Jackson Jobe, RHP, Heritage Hall HS
It’s hard to paint an entire picture on Jobe without the entirety of his data, but raw spin rates of 2,500 rpm on the fastball and 3,150 rpm on the slider create a massive foundation for a player development staff to build on. Organically increasing raw spin is extremely difficult, hence the emphasis on pitchers who already possess it at an above average rate. Part of the reason Jobe is such a perfect prospect for a developmental staff is his lower half inefficiencies and un-athletic posture at release, two somewhat easy ways to unlock power and stability in a delivery. From face value, it seems he’s got a relatively steep release, which isn’t ideal at all. Thankfully, he’s far from a finished product from a mechanical standpoint, and the rawness in his delivery is evident.
Danny Watson, RHP, VCU
Watson is a wildly inconsistent pitcher, but when he’s at his best, there’s elite fastball characteristics that play up in the zone. To this point, the right-hander’s inability to command his fastball in the upper-portion of the strike zone has minimized the effectiveness of the pitch. A vertical approach angle that’s typically around 5.1 is slightly flat. However, at his best, he’s usually around 4.8 which is a tough plane out of the hand of a 6’7 frame with a 5.8 release height. Part of Watson’s unoptimization is his lack of extension (6.0 on FB) relative to frame. The right-hander’s ability to spin it and extreme youth (20.6) are the reasons the lack of consistency can get a pass for the time being. Spin rates around 2,408 rpm on the fastball and 2,609 rpm on the slider are well above average, but Watson must be more consistent while throwing the two pitches to ascend to the next level of his development.
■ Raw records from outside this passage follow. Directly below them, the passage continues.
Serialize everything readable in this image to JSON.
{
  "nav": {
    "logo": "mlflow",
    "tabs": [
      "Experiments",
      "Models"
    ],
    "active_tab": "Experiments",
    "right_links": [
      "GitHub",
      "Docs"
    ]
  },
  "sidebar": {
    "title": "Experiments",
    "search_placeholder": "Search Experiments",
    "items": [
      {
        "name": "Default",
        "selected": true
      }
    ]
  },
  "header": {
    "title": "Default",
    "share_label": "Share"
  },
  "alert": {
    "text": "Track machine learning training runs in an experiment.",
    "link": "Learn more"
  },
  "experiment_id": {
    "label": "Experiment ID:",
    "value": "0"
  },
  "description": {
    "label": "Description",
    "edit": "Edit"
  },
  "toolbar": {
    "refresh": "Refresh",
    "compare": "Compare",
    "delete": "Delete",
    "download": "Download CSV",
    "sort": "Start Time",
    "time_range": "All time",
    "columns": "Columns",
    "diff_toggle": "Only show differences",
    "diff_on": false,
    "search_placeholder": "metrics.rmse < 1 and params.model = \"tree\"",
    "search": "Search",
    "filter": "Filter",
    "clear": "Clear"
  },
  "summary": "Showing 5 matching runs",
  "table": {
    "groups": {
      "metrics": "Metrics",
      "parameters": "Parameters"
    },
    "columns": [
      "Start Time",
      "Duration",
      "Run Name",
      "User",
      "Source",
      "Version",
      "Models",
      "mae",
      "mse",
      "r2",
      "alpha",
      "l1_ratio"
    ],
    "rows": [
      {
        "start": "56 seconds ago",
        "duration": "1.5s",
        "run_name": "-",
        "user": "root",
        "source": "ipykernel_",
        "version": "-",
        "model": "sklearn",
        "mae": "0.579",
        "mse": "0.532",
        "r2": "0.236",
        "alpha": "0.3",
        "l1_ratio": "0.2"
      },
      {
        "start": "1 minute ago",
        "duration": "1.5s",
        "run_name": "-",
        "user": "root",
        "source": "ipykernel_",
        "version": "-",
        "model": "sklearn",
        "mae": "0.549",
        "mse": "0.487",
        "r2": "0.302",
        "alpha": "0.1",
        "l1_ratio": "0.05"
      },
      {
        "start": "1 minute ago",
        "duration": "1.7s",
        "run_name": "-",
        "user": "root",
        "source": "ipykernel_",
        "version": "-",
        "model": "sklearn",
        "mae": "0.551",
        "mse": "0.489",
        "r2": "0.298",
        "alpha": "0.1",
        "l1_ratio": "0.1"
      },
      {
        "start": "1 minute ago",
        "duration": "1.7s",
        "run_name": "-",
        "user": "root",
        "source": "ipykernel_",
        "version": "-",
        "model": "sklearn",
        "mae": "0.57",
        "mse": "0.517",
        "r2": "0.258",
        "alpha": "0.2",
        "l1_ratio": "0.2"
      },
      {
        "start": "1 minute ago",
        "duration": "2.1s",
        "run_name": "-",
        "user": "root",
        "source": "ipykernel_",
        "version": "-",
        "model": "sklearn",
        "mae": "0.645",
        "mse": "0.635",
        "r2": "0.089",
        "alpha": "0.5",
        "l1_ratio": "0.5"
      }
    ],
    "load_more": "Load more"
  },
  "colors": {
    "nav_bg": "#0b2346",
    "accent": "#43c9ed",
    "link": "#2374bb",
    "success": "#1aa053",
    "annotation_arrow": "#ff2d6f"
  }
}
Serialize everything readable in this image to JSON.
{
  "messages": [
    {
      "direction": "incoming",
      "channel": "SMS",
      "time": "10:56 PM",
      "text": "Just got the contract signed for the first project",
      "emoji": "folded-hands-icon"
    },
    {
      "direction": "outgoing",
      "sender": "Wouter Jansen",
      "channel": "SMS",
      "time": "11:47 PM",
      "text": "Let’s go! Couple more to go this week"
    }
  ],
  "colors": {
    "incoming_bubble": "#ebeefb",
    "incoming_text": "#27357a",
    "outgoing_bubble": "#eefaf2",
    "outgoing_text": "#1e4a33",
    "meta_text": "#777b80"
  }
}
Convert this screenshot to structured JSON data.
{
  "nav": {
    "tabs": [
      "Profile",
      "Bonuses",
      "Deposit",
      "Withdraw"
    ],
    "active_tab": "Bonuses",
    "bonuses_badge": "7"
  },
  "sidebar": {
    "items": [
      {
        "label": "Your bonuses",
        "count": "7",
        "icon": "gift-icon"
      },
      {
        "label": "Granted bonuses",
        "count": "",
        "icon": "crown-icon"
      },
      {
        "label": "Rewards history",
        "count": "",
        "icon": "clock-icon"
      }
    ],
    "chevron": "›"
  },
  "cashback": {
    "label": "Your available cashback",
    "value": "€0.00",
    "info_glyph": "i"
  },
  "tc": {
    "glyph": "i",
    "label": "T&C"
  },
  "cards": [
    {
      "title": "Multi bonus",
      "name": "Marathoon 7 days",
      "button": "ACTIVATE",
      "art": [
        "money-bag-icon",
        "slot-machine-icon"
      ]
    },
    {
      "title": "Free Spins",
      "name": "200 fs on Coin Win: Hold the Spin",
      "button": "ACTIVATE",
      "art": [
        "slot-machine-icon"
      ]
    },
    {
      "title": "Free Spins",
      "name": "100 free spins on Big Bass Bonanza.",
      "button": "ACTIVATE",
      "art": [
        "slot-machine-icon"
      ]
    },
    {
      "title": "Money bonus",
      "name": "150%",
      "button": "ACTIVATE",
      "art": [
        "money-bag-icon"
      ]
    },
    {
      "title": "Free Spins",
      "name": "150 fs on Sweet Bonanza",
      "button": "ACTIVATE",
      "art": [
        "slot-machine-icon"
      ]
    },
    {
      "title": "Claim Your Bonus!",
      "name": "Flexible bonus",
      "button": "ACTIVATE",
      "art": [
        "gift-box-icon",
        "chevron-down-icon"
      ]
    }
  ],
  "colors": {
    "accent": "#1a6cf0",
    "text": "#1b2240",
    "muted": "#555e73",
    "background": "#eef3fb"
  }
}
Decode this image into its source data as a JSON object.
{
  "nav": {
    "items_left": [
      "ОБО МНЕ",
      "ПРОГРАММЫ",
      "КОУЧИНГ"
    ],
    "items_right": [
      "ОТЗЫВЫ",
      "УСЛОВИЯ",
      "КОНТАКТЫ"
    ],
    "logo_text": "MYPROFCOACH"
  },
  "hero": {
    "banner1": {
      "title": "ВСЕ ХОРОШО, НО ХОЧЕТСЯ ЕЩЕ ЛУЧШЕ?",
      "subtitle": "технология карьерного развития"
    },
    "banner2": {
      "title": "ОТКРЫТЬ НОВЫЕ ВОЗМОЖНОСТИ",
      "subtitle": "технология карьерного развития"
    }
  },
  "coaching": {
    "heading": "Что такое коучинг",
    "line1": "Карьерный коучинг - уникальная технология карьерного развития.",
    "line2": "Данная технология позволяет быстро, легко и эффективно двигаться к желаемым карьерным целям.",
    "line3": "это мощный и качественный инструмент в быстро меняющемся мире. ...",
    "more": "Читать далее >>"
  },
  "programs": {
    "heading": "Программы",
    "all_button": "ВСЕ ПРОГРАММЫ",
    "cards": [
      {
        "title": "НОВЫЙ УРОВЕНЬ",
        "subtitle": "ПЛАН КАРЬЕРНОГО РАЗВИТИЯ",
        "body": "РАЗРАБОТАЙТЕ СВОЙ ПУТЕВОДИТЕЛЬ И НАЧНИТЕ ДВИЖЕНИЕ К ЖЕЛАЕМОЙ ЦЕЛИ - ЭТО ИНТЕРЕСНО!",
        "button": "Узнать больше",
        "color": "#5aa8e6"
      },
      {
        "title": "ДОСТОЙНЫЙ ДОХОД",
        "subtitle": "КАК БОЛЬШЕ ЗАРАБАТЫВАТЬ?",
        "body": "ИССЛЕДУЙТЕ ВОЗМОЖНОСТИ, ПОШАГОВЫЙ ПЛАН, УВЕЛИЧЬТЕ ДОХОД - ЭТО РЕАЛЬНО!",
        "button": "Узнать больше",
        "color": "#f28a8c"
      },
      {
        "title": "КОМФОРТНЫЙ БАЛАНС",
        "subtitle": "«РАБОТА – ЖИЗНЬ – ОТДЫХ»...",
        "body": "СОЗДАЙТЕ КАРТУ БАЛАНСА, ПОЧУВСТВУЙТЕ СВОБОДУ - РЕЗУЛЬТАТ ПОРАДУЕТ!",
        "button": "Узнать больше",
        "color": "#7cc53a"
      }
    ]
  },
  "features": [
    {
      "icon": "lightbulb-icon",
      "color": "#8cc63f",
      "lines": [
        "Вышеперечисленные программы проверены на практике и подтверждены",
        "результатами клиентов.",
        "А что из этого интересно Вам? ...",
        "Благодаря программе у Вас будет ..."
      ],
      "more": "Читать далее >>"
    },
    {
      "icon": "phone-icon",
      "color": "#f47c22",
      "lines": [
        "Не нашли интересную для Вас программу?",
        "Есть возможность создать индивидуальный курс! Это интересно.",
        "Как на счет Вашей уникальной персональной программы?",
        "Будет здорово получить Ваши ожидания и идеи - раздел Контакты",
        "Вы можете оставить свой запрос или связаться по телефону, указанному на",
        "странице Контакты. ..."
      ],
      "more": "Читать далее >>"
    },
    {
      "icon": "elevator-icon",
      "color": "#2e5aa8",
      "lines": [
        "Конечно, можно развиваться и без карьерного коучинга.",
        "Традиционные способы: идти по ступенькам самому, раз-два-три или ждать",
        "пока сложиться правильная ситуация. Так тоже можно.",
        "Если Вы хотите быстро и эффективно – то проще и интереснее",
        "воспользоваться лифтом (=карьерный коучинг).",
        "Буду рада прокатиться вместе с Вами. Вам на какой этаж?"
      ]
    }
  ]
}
Eye-opening raw spin rates can’t be taught, and induced vertical breaks over 20″ are uncommon, though he’s typically around 17″.
Follow P365 MLB Draft Analyst Mason McRae on Twitter! @mason_mcrae
Follow us on Twitter! @Prospects365
Featured image courtesy of photographer Joe LeBlanc and Good Eye Photography